**Action item**
Find how many lines in this data contain the string "price". Respond with only that number.

**Materials provided**
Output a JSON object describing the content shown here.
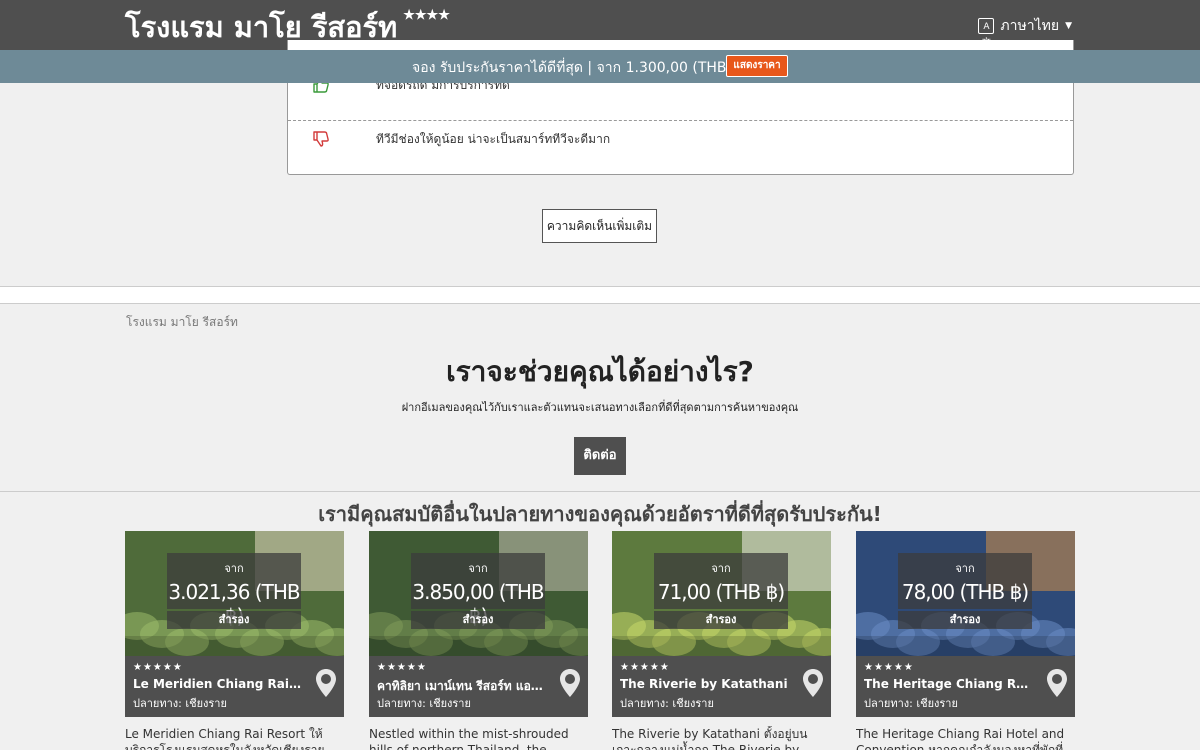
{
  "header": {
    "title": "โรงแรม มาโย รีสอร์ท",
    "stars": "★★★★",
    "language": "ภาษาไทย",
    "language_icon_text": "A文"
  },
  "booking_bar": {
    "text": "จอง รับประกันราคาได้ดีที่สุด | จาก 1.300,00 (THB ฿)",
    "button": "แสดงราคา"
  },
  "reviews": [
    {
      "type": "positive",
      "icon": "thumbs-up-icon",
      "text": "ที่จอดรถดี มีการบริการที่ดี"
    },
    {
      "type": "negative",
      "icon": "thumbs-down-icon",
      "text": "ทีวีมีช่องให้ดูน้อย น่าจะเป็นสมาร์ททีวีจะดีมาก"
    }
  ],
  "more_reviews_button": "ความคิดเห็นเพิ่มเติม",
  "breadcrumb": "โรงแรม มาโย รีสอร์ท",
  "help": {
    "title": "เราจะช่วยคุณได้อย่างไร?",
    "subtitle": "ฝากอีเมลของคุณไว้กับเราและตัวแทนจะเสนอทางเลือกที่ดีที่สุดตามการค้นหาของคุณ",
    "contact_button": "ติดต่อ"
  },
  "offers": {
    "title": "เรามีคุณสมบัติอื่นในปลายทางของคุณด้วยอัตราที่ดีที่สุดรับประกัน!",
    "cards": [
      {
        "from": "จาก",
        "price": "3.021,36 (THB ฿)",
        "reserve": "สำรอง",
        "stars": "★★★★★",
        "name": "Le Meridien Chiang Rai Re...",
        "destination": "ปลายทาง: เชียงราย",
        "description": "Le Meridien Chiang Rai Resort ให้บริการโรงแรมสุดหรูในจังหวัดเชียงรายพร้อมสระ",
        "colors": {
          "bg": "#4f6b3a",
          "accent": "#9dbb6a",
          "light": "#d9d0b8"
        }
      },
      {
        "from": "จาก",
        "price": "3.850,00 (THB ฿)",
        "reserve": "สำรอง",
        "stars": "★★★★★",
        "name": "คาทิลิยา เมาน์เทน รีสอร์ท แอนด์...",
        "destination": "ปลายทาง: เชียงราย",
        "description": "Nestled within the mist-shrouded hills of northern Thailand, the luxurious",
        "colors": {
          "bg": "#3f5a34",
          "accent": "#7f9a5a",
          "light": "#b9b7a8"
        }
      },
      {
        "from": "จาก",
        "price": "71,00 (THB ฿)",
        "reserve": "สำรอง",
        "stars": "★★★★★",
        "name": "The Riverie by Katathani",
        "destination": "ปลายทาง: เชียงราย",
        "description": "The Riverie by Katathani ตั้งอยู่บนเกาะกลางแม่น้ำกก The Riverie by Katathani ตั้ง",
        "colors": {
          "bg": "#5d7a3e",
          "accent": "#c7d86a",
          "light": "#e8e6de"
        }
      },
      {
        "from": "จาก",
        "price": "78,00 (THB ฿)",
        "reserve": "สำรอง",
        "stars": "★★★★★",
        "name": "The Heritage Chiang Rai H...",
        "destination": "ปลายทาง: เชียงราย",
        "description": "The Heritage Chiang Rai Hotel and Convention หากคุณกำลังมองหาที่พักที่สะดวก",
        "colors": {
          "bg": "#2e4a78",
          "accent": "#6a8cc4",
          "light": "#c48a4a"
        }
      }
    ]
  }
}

**Finished task**
4